_Task objective_
Lines below that hold the word "this" must be copied in full.

**** Provided material ****

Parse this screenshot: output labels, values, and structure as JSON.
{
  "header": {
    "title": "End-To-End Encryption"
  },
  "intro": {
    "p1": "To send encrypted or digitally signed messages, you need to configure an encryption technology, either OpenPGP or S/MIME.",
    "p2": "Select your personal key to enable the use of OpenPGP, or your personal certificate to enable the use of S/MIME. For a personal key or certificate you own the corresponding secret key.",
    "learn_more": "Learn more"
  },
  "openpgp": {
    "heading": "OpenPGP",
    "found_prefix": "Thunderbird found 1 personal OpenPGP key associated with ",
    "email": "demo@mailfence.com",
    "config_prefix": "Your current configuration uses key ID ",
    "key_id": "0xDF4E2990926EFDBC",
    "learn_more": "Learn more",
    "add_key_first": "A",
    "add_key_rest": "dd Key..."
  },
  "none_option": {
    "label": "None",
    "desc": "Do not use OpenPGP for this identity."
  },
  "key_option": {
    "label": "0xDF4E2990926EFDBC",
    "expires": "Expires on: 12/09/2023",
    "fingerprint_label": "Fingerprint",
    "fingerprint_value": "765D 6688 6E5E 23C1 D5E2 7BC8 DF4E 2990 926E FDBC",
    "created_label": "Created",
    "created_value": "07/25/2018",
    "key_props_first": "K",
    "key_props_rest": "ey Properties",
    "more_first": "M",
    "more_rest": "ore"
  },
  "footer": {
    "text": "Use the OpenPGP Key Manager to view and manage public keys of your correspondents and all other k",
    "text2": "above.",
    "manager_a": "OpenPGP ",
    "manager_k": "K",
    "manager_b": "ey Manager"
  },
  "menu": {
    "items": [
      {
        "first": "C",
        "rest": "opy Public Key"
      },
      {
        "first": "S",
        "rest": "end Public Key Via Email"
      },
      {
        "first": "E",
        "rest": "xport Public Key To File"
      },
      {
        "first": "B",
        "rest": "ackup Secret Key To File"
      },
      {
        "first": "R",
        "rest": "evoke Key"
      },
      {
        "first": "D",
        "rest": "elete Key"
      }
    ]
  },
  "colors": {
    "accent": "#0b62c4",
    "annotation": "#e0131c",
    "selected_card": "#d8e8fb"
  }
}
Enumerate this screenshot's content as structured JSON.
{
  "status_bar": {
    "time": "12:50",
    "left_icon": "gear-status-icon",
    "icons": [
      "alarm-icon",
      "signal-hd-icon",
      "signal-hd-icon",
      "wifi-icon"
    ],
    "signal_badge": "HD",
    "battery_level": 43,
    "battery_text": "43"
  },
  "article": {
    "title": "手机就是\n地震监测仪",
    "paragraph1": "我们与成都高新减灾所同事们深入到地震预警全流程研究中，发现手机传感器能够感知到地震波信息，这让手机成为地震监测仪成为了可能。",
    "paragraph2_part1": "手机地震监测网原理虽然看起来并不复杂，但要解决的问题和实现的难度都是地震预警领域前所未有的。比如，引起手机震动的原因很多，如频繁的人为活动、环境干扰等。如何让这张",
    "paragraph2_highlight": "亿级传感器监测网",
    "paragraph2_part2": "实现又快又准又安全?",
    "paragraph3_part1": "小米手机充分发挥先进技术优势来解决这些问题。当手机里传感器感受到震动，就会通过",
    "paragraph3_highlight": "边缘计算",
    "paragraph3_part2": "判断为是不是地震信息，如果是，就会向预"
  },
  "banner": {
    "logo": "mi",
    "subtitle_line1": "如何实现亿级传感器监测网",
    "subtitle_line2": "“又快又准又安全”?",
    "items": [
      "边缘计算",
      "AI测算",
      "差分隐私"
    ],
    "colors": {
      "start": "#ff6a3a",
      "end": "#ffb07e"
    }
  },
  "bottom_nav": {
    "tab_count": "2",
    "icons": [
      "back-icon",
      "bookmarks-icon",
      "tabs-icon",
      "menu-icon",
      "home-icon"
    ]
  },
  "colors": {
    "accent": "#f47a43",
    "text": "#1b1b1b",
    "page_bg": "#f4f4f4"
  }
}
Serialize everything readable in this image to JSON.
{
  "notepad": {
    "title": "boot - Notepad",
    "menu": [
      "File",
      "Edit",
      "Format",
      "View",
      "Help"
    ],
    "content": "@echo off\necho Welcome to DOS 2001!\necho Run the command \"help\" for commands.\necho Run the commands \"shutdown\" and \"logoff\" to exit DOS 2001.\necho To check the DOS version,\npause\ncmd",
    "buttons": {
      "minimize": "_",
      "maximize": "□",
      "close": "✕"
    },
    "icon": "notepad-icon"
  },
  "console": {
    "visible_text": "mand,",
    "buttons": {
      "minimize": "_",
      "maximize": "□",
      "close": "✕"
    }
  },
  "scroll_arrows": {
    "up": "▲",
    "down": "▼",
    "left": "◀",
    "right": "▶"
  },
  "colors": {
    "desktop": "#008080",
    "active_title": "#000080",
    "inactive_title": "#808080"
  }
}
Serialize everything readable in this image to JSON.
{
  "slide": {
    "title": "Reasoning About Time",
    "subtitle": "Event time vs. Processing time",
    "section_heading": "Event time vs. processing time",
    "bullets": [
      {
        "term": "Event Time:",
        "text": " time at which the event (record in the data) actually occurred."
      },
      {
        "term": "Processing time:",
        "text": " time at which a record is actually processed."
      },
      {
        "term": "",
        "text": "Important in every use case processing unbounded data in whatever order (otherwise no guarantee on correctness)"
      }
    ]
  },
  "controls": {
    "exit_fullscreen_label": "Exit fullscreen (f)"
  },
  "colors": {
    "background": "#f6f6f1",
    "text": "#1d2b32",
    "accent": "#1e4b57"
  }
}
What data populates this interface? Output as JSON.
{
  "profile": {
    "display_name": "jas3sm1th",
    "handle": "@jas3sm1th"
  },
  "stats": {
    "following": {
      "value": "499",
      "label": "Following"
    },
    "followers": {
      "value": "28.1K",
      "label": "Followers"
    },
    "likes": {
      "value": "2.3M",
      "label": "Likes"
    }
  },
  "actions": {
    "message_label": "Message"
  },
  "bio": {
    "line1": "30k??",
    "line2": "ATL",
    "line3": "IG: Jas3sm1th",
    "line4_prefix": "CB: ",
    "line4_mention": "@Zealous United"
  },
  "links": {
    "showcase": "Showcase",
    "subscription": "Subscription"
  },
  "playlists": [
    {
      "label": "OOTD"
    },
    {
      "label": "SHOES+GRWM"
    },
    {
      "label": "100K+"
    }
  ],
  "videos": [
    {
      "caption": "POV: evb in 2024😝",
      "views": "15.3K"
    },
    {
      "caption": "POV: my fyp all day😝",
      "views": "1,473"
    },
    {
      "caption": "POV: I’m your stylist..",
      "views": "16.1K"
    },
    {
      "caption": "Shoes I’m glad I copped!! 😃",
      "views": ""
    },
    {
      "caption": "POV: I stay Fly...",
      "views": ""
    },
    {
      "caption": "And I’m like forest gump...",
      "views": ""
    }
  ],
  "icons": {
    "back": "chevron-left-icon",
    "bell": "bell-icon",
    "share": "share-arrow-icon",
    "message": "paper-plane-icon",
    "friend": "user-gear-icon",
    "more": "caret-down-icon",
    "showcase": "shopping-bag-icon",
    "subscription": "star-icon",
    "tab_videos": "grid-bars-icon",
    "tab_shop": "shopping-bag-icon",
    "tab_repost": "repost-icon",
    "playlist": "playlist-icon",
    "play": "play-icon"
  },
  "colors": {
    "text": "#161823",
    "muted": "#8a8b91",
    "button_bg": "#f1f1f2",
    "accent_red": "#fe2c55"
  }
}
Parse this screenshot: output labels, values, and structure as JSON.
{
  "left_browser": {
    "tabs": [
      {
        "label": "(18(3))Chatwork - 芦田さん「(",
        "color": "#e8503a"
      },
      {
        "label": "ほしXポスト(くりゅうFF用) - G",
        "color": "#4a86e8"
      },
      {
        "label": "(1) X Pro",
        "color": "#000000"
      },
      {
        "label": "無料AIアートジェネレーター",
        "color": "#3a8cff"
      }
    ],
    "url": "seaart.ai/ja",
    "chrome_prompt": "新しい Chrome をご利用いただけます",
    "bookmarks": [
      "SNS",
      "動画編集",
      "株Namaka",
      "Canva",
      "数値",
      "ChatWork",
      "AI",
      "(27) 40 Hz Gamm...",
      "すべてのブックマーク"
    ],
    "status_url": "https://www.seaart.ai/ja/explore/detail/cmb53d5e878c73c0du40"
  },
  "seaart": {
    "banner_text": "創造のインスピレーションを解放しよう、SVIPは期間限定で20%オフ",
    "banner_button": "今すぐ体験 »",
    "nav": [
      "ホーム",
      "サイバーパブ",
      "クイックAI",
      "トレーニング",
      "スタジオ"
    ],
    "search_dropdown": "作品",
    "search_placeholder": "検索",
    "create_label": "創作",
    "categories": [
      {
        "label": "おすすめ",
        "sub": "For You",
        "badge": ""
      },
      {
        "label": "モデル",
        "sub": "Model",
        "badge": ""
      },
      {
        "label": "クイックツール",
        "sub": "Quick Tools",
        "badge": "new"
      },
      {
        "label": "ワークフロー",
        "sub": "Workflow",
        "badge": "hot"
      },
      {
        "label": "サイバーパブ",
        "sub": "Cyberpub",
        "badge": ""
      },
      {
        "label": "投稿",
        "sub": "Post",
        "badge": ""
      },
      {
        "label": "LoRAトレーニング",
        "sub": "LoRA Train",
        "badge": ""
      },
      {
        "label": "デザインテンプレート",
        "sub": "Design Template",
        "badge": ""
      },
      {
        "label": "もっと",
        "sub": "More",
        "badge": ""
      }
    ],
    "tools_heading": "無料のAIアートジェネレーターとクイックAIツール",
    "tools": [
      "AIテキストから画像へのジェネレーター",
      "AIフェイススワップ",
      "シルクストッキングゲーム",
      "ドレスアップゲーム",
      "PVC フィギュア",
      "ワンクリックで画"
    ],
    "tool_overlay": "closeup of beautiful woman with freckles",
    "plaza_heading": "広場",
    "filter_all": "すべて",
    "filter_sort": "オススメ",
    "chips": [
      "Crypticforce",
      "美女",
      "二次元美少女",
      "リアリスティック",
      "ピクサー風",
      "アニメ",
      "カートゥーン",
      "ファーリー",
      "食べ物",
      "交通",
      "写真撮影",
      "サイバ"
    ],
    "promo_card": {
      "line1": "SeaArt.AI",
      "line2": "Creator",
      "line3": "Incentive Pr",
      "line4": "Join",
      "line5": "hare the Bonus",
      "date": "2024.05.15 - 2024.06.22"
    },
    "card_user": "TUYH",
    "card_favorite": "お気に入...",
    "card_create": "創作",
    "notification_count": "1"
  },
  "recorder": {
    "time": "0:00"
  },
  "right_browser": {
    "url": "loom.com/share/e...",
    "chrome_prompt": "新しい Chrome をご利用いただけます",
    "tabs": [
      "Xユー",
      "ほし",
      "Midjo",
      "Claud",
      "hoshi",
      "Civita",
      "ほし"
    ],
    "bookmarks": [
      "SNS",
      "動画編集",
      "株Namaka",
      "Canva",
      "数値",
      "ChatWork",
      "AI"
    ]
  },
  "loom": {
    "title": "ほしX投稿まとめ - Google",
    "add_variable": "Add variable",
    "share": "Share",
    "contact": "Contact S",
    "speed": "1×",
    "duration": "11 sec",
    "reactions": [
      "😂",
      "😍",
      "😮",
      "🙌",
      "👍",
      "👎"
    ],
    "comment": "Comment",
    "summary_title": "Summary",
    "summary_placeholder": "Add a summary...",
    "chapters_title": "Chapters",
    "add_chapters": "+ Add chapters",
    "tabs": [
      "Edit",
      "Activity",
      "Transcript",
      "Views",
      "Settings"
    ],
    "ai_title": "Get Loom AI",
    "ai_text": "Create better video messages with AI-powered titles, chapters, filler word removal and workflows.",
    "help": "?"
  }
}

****

_Answer area_
Parse this screenshot: output labels, values, and structure as JSON.
    "desc": "Do not use OpenPGP for this identity."
Enumerate this screenshot's content as structured JSON.
Serialize everything readable in this image to JSON.
Serialize everything readable in this image to JSON.
What data populates this interface? Output as JSON.
Parse this screenshot: output labels, values, and structure as JSON.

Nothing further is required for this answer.